═════ Records shown ═════
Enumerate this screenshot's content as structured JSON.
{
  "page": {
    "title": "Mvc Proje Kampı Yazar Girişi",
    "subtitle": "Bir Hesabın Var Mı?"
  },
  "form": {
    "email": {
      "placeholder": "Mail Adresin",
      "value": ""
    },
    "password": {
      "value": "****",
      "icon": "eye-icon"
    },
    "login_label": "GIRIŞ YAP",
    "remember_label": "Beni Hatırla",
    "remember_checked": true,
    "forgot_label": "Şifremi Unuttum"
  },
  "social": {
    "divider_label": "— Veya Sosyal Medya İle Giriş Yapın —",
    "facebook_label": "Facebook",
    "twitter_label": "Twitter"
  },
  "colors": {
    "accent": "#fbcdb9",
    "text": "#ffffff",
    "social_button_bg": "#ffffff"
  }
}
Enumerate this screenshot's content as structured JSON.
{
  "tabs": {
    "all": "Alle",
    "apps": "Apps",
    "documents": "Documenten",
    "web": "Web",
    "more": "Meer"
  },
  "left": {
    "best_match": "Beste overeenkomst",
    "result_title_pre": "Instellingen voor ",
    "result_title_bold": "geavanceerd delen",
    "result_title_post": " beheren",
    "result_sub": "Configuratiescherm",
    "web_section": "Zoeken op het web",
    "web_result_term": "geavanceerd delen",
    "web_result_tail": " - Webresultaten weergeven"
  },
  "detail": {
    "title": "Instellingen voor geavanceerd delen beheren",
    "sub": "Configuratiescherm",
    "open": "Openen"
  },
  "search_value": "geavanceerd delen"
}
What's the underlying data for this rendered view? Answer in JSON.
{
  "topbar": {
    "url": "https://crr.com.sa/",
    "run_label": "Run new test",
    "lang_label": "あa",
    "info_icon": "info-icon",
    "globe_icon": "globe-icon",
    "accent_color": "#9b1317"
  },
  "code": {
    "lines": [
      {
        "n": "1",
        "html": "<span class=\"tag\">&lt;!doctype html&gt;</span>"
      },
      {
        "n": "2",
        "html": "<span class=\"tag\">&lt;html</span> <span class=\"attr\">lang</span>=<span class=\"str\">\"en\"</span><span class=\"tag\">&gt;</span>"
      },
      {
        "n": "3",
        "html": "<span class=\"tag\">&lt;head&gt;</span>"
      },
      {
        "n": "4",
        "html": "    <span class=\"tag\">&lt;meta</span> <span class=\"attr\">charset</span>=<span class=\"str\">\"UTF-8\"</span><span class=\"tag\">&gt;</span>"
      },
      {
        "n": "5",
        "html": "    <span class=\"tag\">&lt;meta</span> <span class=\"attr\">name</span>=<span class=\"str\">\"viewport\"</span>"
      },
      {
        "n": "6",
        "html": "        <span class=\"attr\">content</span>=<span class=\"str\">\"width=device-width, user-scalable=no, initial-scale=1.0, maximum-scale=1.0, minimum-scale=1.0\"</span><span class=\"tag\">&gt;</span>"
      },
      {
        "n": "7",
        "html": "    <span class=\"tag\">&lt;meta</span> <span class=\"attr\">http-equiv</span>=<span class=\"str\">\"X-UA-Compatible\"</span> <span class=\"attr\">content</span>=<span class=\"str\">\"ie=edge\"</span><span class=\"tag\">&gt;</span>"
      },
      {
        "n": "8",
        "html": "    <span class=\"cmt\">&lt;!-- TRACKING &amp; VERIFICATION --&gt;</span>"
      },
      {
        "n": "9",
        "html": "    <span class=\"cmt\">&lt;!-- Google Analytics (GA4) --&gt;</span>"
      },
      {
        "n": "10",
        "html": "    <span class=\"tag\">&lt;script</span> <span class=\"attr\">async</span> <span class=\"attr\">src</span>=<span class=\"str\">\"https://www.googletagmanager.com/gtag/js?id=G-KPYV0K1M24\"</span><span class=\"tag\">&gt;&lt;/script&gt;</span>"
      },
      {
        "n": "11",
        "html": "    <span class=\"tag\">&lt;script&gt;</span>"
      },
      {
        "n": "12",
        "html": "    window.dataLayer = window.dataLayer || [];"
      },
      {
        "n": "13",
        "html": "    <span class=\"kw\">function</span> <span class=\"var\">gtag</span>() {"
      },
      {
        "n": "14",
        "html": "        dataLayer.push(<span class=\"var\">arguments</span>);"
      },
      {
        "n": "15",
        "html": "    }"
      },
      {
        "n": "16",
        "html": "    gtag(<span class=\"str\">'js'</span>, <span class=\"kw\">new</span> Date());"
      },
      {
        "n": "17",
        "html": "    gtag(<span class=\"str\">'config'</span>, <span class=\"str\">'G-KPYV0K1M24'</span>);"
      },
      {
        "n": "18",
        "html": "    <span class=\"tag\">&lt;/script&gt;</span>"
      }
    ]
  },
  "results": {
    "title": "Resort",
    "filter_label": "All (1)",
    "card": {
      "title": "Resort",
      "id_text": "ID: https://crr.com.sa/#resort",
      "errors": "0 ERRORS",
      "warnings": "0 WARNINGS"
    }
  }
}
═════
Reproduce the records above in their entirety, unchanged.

▶ _Result of this exercise_:
Enumerate this screenshot's content as structured JSON.
{
  "page": {
    "title": "Mvc Proje Kampı Yazar Girişi",
    "subtitle": "Bir Hesabın Var Mı?"
  },
  "form": {
    "email": {
      "placeholder": "Mail Adresin",
      "value": ""
    },
    "password": {
      "value": "****",
      "icon": "eye-icon"
    },
    "login_label": "GIRIŞ YAP",
    "remember_label": "Beni Hatırla",
    "remember_checked": true,
    "forgot_label": "Şifremi Unuttum"
  },
  "social": {
    "divider_label": "— Veya Sosyal Medya İle Giriş Yapın —",
    "facebook_label": "Facebook",
    "twitter_label": "Twitter"
  },
  "colors": {
    "accent": "#fbcdb9",
    "text": "#ffffff",
    "social_button_bg": "#ffffff"
  }
}
Enumerate this screenshot's content as structured JSON.
{
  "tabs": {
    "all": "Alle",
    "apps": "Apps",
    "documents": "Documenten",
    "web": "Web",
    "more": "Meer"
  },
  "left": {
    "best_match": "Beste overeenkomst",
    "result_title_pre": "Instellingen voor ",
    "result_title_bold": "geavanceerd delen",
    "result_title_post": " beheren",
    "result_sub": "Configuratiescherm",
    "web_section": "Zoeken op het web",
    "web_result_term": "geavanceerd delen",
    "web_result_tail": " - Webresultaten weergeven"
  },
  "detail": {
    "title": "Instellingen voor geavanceerd delen beheren",
    "sub": "Configuratiescherm",
    "open": "Openen"
  },
  "search_value": "geavanceerd delen"
}
What's the underlying data for this rendered view? Answer in JSON.
{
  "topbar": {
    "url": "https://crr.com.sa/",
    "run_label": "Run new test",
    "lang_label": "あa",
    "info_icon": "info-icon",
    "globe_icon": "globe-icon",
    "accent_color": "#9b1317"
  },
  "code": {
    "lines": [
      {
        "n": "1",
        "html": "<span class=\"tag\">&lt;!doctype html&gt;</span>"
      },
      {
        "n": "2",
        "html": "<span class=\"tag\">&lt;html</span> <span class=\"attr\">lang</span>=<span class=\"str\">\"en\"</span><span class=\"tag\">&gt;</span>"
      },
      {
        "n": "3",
        "html": "<span class=\"tag\">&lt;head&gt;</span>"
      },
      {
        "n": "4",
        "html": "    <span class=\"tag\">&lt;meta</span> <span class=\"attr\">charset</span>=<span class=\"str\">\"UTF-8\"</span><span class=\"tag\">&gt;</span>"
      },
      {
        "n": "5",
        "html": "    <span class=\"tag\">&lt;meta</span> <span class=\"attr\">name</span>=<span class=\"str\">\"viewport\"</span>"
      },
      {
        "n": "6",
        "html": "        <span class=\"attr\">content</span>=<span class=\"str\">\"width=device-width, user-scalable=no, initial-scale=1.0, maximum-scale=1.0, minimum-scale=1.0\"</span><span class=\"tag\">&gt;</span>"
      },
      {
        "n": "7",
        "html": "    <span class=\"tag\">&lt;meta</span> <span class=\"attr\">http-equiv</span>=<span class=\"str\">\"X-UA-Compatible\"</span> <span class=\"attr\">content</span>=<span class=\"str\">\"ie=edge\"</span><span class=\"tag\">&gt;</span>"
      },
      {
        "n": "8",
        "html": "    <span class=\"cmt\">&lt;!-- TRACKING &amp; VERIFICATION --&gt;</span>"
      },
      {
        "n": "9",
        "html": "    <span class=\"cmt\">&lt;!-- Google Analytics (GA4) --&gt;</span>"
      },
      {
        "n": "10",
        "html": "    <span class=\"tag\">&lt;script</span> <span class=\"attr\">async</span> <span class=\"attr\">src</span>=<span class=\"str\">\"https://www.googletagmanager.com/gtag/js?id=G-KPYV0K1M24\"</span><span class=\"tag\">&gt;&lt;/script&gt;</span>"
      },
      {
        "n": "11",
        "html": "    <span class=\"tag\">&lt;script&gt;</span>"
      },
      {
        "n": "12",
        "html": "    window.dataLayer = window.dataLayer || [];"
      },
      {
        "n": "13",
        "html": "    <span class=\"kw\">function</span> <span class=\"var\">gtag</span>() {"
      },
      {
        "n": "14",
        "html": "        dataLayer.push(<span class=\"var\">arguments</span>);"
      },
      {
        "n": "15",
        "html": "    }"
      },
      {
        "n": "16",
        "html": "    gtag(<span class=\"str\">'js'</span>, <span class=\"kw\">new</span> Date());"
      },
      {
        "n": "17",
        "html": "    gtag(<span class=\"str\">'config'</span>, <span class=\"str\">'G-KPYV0K1M24'</span>);"
      },
      {
        "n": "18",
        "html": "    <span class=\"tag\">&lt;/script&gt;</span>"
      }
    ]
  },
  "results": {
    "title": "Resort",
    "filter_label": "All (1)",
    "card": {
      "title": "Resort",
      "id_text": "ID: https://crr.com.sa/#resort",
      "errors": "0 ERRORS",
      "warnings": "0 WARNINGS"
    }
  }
}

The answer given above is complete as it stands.